[Input for this task — start]
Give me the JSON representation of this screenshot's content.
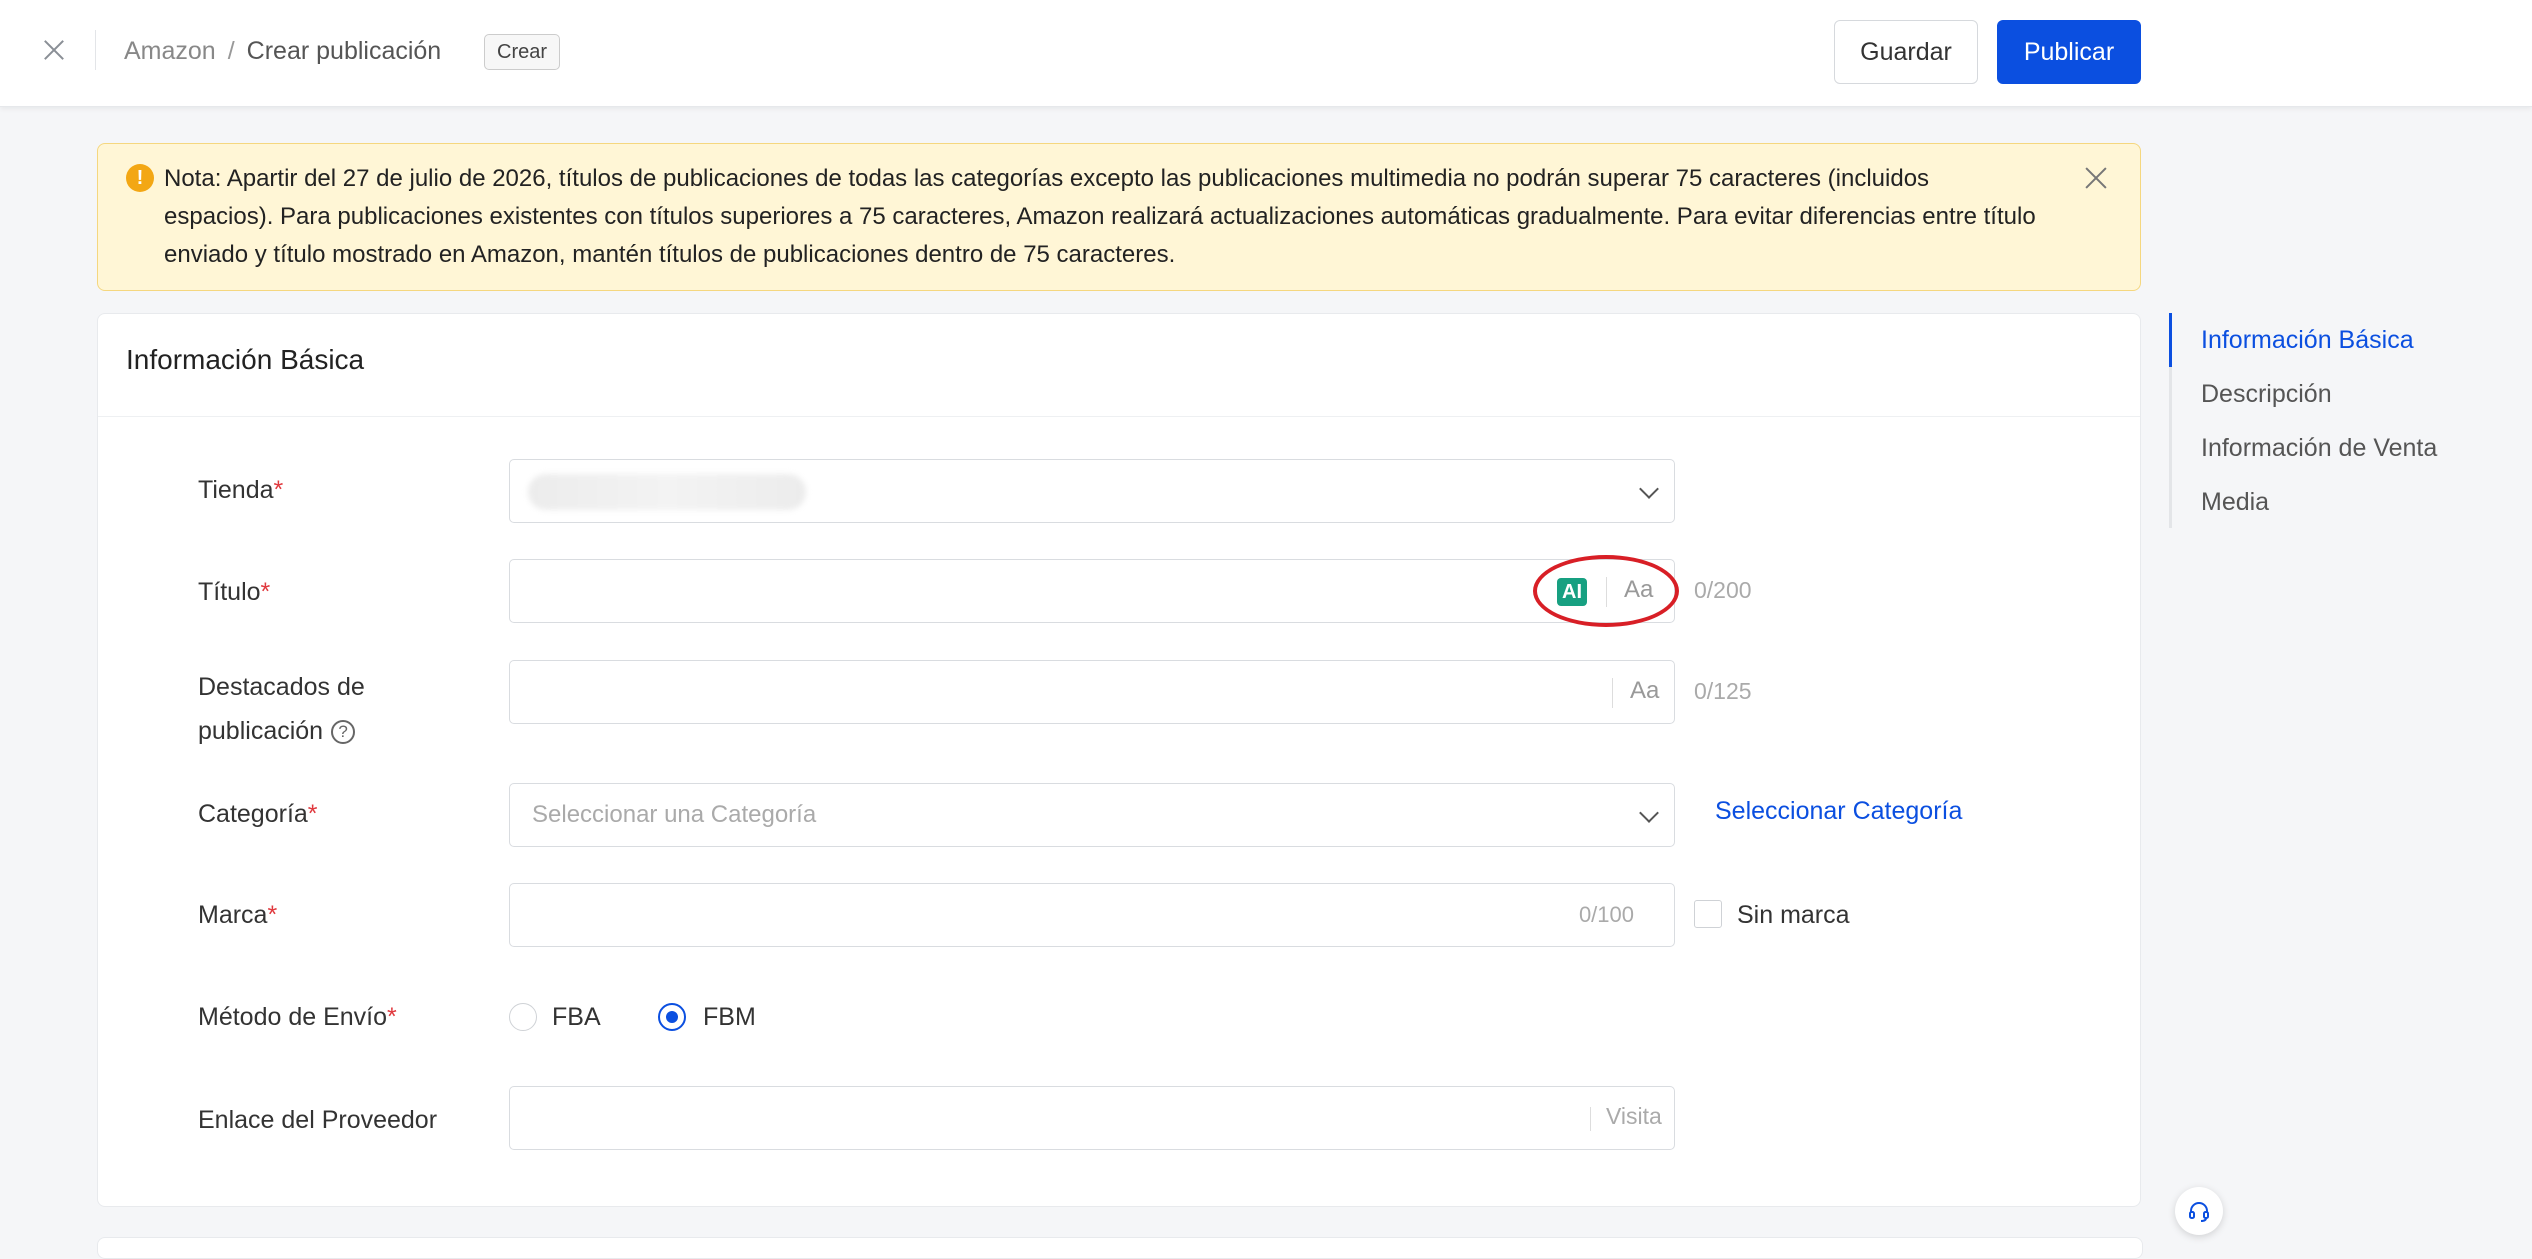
{
  "header": {
    "breadcrumb_root": "Amazon",
    "breadcrumb_sep": "/",
    "breadcrumb_current": "Crear publicación",
    "tag": "Crear",
    "save_label": "Guardar",
    "publish_label": "Publicar"
  },
  "notice": {
    "text": "Nota: Apartir del 27 de julio de 2026, títulos de publicaciones de todas las categorías excepto las publicaciones multimedia no podrán superar 75 caracteres (incluidos espacios). Para publicaciones existentes con títulos superiores a 75 caracteres, Amazon realizará actualizaciones automáticas gradualmente. Para evitar diferencias entre título enviado y título mostrado en Amazon, mantén títulos de publicaciones dentro de 75 caracteres.",
    "icon": "!"
  },
  "basic_info": {
    "title": "Información Básica",
    "store": {
      "label": "Tienda",
      "required": "*"
    },
    "title_field": {
      "label": "Título",
      "required": "*",
      "ai": "AI",
      "aa": "Aa",
      "counter": "0/200"
    },
    "highlights": {
      "label_line1": "Destacados de",
      "label_line2": "publicación",
      "help": "?",
      "aa": "Aa",
      "counter": "0/125"
    },
    "category": {
      "label": "Categoría",
      "required": "*",
      "placeholder": "Seleccionar una Categoría",
      "link": "Seleccionar Categoría"
    },
    "brand": {
      "label": "Marca",
      "required": "*",
      "counter": "0/100",
      "no_brand": "Sin marca"
    },
    "shipping": {
      "label": "Método de Envío",
      "required": "*",
      "options": [
        "FBA",
        "FBM"
      ],
      "selected": "FBM"
    },
    "supplier": {
      "label": "Enlace del Proveedor",
      "visit": "Visita"
    }
  },
  "anchors": [
    "Información Básica",
    "Descripción",
    "Información de Venta",
    "Media"
  ],
  "colors": {
    "primary": "#0b4fe0",
    "ai_badge": "#17a081",
    "highlight_oval": "#d81f26",
    "notice_bg": "#fff6d6"
  }
}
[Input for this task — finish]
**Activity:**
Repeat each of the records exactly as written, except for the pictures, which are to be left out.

**Solved exercise:**
Give me the JSON representation of this screenshot's content.
{
  "header": {
    "breadcrumb_root": "Amazon",
    "breadcrumb_sep": "/",
    "breadcrumb_current": "Crear publicación",
    "tag": "Crear",
    "save_label": "Guardar",
    "publish_label": "Publicar"
  },
  "notice": {
    "text": "Nota: Apartir del 27 de julio de 2026, títulos de publicaciones de todas las categorías excepto las publicaciones multimedia no podrán superar 75 caracteres (incluidos espacios). Para publicaciones existentes con títulos superiores a 75 caracteres, Amazon realizará actualizaciones automáticas gradualmente. Para evitar diferencias entre título enviado y título mostrado en Amazon, mantén títulos de publicaciones dentro de 75 caracteres.",
    "icon": "!"
  },
  "basic_info": {
    "title": "Información Básica",
    "store": {
      "label": "Tienda",
      "required": "*"
    },
    "title_field": {
      "label": "Título",
      "required": "*",
      "ai": "AI",
      "aa": "Aa",
      "counter": "0/200"
    },
    "highlights": {
      "label_line1": "Destacados de",
      "label_line2": "publicación",
      "help": "?",
      "aa": "Aa",
      "counter": "0/125"
    },
    "category": {
      "label": "Categoría",
      "required": "*",
      "placeholder": "Seleccionar una Categoría",
      "link": "Seleccionar Categoría"
    },
    "brand": {
      "label": "Marca",
      "required": "*",
      "counter": "0/100",
      "no_brand": "Sin marca"
    },
    "shipping": {
      "label": "Método de Envío",
      "required": "*",
      "options": [
        "FBA",
        "FBM"
      ],
      "selected": "FBM"
    },
    "supplier": {
      "label": "Enlace del Proveedor",
      "visit": "Visita"
    }
  },
  "anchors": [
    "Información Básica",
    "Descripción",
    "Información de Venta",
    "Media"
  ],
  "colors": {
    "primary": "#0b4fe0",
    "ai_badge": "#17a081",
    "highlight_oval": "#d81f26",
    "notice_bg": "#fff6d6"
  }
}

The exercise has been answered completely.